Residential exposure to green space and early childhood neurodevelopment
Residential exposure to green space is positively associated with the neurodevelopment of young children
Research provides evidence of a positive association between exposure to high levels of residential surrounding green spaces and better cognitive development in primary school children. To determine if surrounding greenness might have a similar impact on younger children, this research examined the association of residential surrounding greenness with early childhood neurodevelopment.
Over 1000 mother-child pairs participated in this research. The mothers were recruited while still pregnant, and their children were followed until the age of two. Estimates of residential exposure to green space were based on the average normalized diﬀerence vegetation index (NDVI) within a 300-meter buﬀer area surrounding residential address at birth. The NDVI reflects satellite-based measures of surrounding greenness. Scores from the Bayley Scales of Infant Development administered to each child at about 24 months were used as a measure of their neurodevelopment. The BSID yields a mental development index (MDI) and a psychomotor development index (PDI).
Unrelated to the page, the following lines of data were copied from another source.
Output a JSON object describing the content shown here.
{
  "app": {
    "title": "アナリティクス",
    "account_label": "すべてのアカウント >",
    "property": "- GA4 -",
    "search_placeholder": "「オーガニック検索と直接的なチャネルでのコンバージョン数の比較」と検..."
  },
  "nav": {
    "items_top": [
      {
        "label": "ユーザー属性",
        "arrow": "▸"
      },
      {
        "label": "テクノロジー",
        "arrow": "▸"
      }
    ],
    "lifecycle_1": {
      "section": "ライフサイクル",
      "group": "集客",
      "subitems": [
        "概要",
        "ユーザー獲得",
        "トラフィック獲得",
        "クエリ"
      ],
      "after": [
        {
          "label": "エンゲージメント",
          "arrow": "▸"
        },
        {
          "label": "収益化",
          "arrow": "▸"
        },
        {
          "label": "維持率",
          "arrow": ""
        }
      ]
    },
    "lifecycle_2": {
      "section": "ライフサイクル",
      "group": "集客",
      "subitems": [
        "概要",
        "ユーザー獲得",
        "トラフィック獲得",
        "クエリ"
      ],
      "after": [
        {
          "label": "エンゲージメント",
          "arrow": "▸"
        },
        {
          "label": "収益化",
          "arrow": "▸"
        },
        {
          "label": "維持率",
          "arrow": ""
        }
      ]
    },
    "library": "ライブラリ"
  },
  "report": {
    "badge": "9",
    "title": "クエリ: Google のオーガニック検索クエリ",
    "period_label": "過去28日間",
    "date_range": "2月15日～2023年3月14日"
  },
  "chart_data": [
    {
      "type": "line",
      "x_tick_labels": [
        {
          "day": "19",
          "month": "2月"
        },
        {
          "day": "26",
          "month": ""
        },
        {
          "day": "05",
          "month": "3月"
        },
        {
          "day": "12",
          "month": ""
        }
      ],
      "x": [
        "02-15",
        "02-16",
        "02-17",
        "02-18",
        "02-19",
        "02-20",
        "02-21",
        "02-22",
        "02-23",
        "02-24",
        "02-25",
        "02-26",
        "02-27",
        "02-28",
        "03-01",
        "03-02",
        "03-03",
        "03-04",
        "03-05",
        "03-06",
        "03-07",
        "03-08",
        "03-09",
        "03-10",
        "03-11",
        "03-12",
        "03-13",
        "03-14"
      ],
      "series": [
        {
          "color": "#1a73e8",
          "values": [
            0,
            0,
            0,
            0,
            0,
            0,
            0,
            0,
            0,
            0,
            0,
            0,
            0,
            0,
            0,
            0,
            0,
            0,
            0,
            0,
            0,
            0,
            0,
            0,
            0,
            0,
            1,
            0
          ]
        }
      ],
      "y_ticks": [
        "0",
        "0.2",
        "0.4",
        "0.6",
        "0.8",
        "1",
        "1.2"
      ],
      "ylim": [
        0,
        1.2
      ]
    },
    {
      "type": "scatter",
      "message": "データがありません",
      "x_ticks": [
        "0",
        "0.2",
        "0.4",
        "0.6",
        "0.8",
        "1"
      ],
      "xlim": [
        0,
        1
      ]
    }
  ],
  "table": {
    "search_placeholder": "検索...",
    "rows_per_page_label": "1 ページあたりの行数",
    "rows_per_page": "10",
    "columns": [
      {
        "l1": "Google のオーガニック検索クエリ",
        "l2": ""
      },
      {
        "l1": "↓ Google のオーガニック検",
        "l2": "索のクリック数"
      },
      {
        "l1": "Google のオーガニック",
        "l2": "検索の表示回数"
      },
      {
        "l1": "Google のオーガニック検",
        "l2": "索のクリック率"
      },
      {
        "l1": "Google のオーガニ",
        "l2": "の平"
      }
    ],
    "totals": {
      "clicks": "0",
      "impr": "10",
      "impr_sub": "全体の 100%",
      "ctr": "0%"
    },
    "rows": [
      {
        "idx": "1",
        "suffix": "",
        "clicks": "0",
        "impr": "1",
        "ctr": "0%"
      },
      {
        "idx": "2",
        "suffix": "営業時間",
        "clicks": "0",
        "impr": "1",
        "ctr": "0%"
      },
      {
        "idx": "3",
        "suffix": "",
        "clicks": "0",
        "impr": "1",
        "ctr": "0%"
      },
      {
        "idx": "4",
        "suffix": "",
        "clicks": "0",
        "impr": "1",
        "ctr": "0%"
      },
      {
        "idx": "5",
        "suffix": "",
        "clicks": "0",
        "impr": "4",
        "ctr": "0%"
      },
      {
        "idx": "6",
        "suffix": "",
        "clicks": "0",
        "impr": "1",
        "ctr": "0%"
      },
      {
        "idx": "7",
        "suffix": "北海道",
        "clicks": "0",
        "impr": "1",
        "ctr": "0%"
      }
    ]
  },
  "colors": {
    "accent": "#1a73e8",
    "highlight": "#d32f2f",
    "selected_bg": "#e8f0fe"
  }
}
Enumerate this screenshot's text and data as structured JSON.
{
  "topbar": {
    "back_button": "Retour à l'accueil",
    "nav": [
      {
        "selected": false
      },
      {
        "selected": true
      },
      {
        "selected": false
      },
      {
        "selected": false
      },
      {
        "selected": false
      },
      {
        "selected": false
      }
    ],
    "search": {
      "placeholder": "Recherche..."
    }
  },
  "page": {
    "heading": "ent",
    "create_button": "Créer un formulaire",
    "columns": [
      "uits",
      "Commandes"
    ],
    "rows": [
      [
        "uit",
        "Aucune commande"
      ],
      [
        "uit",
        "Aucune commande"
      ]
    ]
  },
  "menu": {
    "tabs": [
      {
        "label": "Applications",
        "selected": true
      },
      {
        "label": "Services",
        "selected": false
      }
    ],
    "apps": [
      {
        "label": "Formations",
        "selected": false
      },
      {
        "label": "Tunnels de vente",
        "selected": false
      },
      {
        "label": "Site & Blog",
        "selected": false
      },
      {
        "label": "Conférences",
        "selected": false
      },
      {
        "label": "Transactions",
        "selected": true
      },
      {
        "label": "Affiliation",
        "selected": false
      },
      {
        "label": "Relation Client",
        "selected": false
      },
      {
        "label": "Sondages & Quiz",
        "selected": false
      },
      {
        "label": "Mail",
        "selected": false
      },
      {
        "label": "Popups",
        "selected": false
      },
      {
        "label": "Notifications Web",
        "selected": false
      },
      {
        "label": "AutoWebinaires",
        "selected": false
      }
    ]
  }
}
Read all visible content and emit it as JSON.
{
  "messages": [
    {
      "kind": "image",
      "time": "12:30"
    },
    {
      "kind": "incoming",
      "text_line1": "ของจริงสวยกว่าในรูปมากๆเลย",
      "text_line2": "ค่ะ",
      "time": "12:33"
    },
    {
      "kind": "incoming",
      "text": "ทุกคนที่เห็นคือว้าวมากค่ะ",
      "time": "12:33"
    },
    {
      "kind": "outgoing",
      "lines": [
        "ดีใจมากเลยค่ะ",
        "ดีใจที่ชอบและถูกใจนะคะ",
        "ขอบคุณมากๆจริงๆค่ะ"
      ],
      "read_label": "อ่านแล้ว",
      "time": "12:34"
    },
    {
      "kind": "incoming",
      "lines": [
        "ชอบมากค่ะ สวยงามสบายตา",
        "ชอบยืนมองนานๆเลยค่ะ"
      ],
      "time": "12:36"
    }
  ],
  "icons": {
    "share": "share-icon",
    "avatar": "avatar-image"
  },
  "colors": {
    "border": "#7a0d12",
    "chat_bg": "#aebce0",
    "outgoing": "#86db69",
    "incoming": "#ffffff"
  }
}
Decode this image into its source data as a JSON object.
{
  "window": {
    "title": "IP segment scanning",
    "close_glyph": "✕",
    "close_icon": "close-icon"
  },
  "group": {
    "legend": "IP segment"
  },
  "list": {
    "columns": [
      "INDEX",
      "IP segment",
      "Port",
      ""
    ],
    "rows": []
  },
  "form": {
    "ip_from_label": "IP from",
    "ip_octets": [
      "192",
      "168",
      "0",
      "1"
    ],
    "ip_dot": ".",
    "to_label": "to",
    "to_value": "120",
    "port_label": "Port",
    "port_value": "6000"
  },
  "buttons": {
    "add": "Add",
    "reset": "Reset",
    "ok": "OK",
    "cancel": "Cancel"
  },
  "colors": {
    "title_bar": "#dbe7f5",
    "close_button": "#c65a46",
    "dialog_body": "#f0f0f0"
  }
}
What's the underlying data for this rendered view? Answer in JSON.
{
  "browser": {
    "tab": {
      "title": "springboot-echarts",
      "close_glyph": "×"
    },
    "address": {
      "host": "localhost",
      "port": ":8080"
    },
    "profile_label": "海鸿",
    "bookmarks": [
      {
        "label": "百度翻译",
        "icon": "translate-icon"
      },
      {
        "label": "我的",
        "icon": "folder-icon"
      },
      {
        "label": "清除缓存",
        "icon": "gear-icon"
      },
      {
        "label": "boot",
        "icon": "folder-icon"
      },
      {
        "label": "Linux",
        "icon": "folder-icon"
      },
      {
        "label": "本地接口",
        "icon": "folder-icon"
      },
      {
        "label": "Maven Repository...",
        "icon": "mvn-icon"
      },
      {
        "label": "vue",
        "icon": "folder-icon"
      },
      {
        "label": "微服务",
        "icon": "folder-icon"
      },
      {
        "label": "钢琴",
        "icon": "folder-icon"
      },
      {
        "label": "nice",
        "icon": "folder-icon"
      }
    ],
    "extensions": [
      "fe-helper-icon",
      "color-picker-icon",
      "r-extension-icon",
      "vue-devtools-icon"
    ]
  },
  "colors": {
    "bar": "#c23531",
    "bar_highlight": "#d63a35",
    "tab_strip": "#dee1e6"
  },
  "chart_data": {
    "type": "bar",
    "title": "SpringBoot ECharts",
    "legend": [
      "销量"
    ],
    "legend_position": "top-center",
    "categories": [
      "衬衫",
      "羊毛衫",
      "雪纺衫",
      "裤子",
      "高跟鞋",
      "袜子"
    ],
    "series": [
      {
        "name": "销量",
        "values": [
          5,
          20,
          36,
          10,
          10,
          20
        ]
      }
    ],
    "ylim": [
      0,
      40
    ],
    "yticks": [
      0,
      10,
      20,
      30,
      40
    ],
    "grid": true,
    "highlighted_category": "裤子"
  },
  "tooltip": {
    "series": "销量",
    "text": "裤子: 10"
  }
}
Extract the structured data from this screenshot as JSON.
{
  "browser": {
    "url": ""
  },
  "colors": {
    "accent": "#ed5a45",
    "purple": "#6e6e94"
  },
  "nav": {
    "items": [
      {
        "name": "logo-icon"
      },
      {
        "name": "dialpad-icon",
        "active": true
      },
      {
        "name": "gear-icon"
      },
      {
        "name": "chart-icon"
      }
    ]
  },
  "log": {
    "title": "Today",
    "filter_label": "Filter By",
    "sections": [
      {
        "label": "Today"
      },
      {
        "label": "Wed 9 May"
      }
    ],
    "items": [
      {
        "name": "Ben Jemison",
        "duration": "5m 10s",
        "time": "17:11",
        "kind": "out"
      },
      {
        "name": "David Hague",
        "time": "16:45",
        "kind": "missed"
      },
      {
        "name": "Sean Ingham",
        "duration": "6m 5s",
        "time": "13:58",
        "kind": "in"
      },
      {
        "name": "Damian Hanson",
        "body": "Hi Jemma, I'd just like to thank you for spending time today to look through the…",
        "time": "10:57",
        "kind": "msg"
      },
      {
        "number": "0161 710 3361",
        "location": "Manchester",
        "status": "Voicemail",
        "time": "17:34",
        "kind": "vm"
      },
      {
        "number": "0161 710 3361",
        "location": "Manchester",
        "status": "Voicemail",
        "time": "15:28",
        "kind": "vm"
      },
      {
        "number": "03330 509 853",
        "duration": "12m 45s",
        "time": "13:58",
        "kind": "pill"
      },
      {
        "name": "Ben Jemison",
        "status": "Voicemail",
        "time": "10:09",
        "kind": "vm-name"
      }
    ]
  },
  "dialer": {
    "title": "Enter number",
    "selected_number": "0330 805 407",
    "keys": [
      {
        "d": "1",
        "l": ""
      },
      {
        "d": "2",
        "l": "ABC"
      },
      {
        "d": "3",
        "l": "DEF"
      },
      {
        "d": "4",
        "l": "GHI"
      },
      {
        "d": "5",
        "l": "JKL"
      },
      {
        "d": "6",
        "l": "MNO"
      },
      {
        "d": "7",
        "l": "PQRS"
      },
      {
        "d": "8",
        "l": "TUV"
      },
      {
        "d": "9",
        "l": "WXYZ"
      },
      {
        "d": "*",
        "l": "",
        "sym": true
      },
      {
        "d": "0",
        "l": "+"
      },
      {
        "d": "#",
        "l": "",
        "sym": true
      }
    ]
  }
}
An analysis of the data showed that exposure to higher levels of residential surrounding green spaces was associated with increased PDI and MDI scores. This association was strongest for children of mothers with lower pre-pregnancy body mass indexes. Reduced levels of traﬃc-related air pollution partially explained the association between exposure to residential surrounding green space and psychomotor development. The reduced air-pollution effect, however, did not apply to children’s mental development. Additionally, the lowest levels of traffic-related air pollution and the highest levels of physical activity were in areas with the highest amounts of surrounding greenness. The positive association between higher levels of residential surrounding green spaces and better cognitive development in young children found in this study are consistent with other studies conducted with adults and older children.
This research adds support to the body of evidence showing a positive association between exposure to residential surrounding green space and improved mental development in children. This study also adds to the literature by showing that this positive association applies to young children in the first two years of life and includes psychomotor development as well as mental development.